Viewers: in countries Watching now:
After landing a client, the designer's first chore is to communicate and develop the initial idea, whether it's a storyboard for a film or ad, or a multifaceted marketing campaign for a product or service. Learn how to transform a client's request into a presentable concept in this course. Craig Smallish walks through the development process for various creative scenarios, from assessing the client and the scope of the job to free-associating and sketching your ideas. Learn to create descriptive copy to accompany your visuals and create iteration after iteration of your design. Finally, Craig shows how to choose your strongest idea through a process of refinement.
Having met our client reps from KinetECO, toured their facilities, and worked with them to complete the client brief, we now have a much clearer picture of what makes KinetECO tick. The project we'll be promoting is the KinetECO mini panel. Soon to be released, it's the world's smallest solar panel. It's an amazing little gadget under 12 inches square. They can easily daisy-chain together, and can power any mobile device for up to fifteen hours. Now that we know the specifics of our assignment, we have two questions.
What solution does our client hope we can provide and what measurable outcome would indicate success? The answers can vary widely depending on the complexity of any client's organization. Project variables can range from simple logo identities, whole brand development, educational projects, even complete campaigns. The variety of projects is limitless. And whether or not your client has a clear understanding of where to begin, completing a Project Brief is a perfect place to start.
Similar to the client brief which outlines the mission, goals, and vision of an organization, the Project Brief helps define a particular creative assignment. Completing the Project Brief in person is ideal, meeting face-to-face makes for more clear communication. Make sure you document everything through note sketching. Sketches and notes together can help give your written documentation a greater context. And your project brief notes and sketches could come in handy later on.
From the onset, Project Briefs generally attempt to establish three things. First, the Strategic objective. In other, words what is the purpose of this project. Second, the Message, what are we going to say and how are we going to say it. And third, we'll define the target audience, who exactly are we talking to? If known additional components of the project can be identified as well or added as the project unfolds, the more you learn about your client, the easier it will be to develop the best solution.

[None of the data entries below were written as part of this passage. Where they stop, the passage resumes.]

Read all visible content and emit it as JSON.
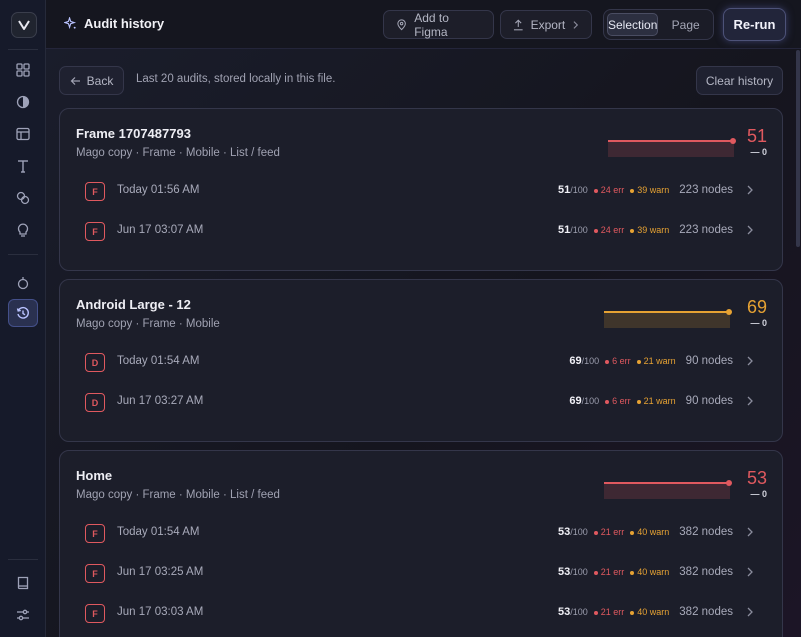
{
  "header": {
    "title": "Audit history",
    "add_to_figma": "Add to Figma",
    "export": "Export",
    "scope_selection": "Selection",
    "scope_page": "Page",
    "rerun": "Re-run"
  },
  "toolbar": {
    "back": "Back",
    "note": "Last 20 audits, stored locally in this file.",
    "clear": "Clear history"
  },
  "colors": {
    "error": "#e0595f",
    "warning": "#e6a233",
    "accent": "#4d5278"
  },
  "cards": [
    {
      "name": "Frame 1707487793",
      "tags": "Mago copy · Frame · Mobile · List / feed",
      "score": "51",
      "delta": "— 0",
      "trend_color": "#e0595f",
      "runs": [
        {
          "grade": "F",
          "date": "Today 01:56 AM",
          "score": "51",
          "of": "/100",
          "err": "24 err",
          "warn": "39 warn",
          "nodes": "223 nodes"
        },
        {
          "grade": "F",
          "date": "Jun 17 03:07 AM",
          "score": "51",
          "of": "/100",
          "err": "24 err",
          "warn": "39 warn",
          "nodes": "223 nodes"
        }
      ]
    },
    {
      "name": "Android Large - 12",
      "tags": "Mago copy · Frame · Mobile",
      "score": "69",
      "delta": "— 0",
      "trend_color": "#e6a233",
      "runs": [
        {
          "grade": "D",
          "date": "Today 01:54 AM",
          "score": "69",
          "of": "/100",
          "err": "6 err",
          "warn": "21 warn",
          "nodes": "90 nodes"
        },
        {
          "grade": "D",
          "date": "Jun 17 03:27 AM",
          "score": "69",
          "of": "/100",
          "err": "6 err",
          "warn": "21 warn",
          "nodes": "90 nodes"
        }
      ]
    },
    {
      "name": "Home",
      "tags": "Mago copy · Frame · Mobile · List / feed",
      "score": "53",
      "delta": "— 0",
      "trend_color": "#e0595f",
      "runs": [
        {
          "grade": "F",
          "date": "Today 01:54 AM",
          "score": "53",
          "of": "/100",
          "err": "21 err",
          "warn": "40 warn",
          "nodes": "382 nodes"
        },
        {
          "grade": "F",
          "date": "Jun 17 03:25 AM",
          "score": "53",
          "of": "/100",
          "err": "21 err",
          "warn": "40 warn",
          "nodes": "382 nodes"
        },
        {
          "grade": "F",
          "date": "Jun 17 03:03 AM",
          "score": "53",
          "of": "/100",
          "err": "21 err",
          "warn": "40 warn",
          "nodes": "382 nodes"
        }
      ]
    }
  ]
}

Now, let's take a closer look at our client brief. It defines a strategic objective as raising a broad public awareness of the product. Further, we've identified that the message must be clearly promote the benefit of the product. And finally, our Project Brief reveal that this product have very broad demographic appeal. Having the client as a part of the project brief development process, not only helps to find the project perimeters, it also assures that everyone is on the same page.
Coupling our product knowledge with the creative strategies we're about to explore is certain to offer up some unique conceptual approaches for our project.

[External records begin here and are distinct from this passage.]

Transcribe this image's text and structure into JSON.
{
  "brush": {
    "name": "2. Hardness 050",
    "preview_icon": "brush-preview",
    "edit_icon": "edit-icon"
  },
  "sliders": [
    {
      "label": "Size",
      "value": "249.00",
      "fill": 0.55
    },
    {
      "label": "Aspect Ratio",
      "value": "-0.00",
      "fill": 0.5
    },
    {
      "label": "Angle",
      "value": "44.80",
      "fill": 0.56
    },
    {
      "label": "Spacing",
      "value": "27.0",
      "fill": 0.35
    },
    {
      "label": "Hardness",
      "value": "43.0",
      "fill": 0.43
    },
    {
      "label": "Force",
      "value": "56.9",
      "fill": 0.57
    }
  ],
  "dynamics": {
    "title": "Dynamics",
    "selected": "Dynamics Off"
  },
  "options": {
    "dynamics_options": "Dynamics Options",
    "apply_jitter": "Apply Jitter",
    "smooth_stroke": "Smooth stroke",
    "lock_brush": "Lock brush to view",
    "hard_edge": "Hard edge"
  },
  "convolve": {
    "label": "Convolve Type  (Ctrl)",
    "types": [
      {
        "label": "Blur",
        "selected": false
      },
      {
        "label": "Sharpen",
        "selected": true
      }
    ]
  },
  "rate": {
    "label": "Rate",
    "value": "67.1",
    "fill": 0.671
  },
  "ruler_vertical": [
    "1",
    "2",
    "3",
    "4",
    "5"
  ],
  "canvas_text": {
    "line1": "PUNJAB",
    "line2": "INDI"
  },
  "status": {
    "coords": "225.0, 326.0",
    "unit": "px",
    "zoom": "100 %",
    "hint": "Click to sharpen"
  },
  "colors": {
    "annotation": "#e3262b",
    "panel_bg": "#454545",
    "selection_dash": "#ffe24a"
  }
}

There are currently no FAQs about Developing Ideas and Design Concepts.
Access exercise files from a button right under the course name.

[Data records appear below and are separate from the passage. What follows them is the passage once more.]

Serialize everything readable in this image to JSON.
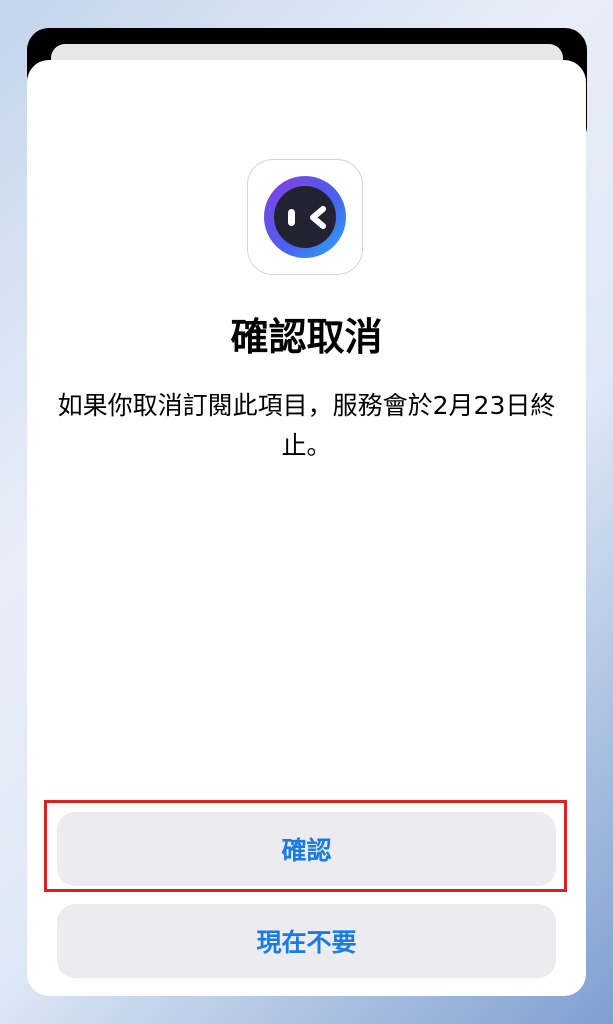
{
  "dialog": {
    "title": "確認取消",
    "message": "如果你取消訂閱此項目，服務會於2月23日終止。",
    "confirm_label": "確認",
    "not_now_label": "現在不要"
  },
  "app_icon": {
    "name": "app-logo-icon",
    "ring_colors": [
      "#7b3fe4",
      "#3a6ff0",
      "#2ea8f5"
    ],
    "face_color": "#222233"
  },
  "colors": {
    "accent": "#1a7ae6",
    "button_bg": "#ececf0",
    "highlight": "#e02020"
  }
}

Search within course videos and transcripts, and jump right to the results.
Remove icons showing you already watched videos if you want to start over.
Make the video wide, narrow, full-screen, or pop the player out of the page into its own window.
Click on text in the transcript to jump to that spot in the video. As the video plays, the relevant spot in the transcript will be highlighted.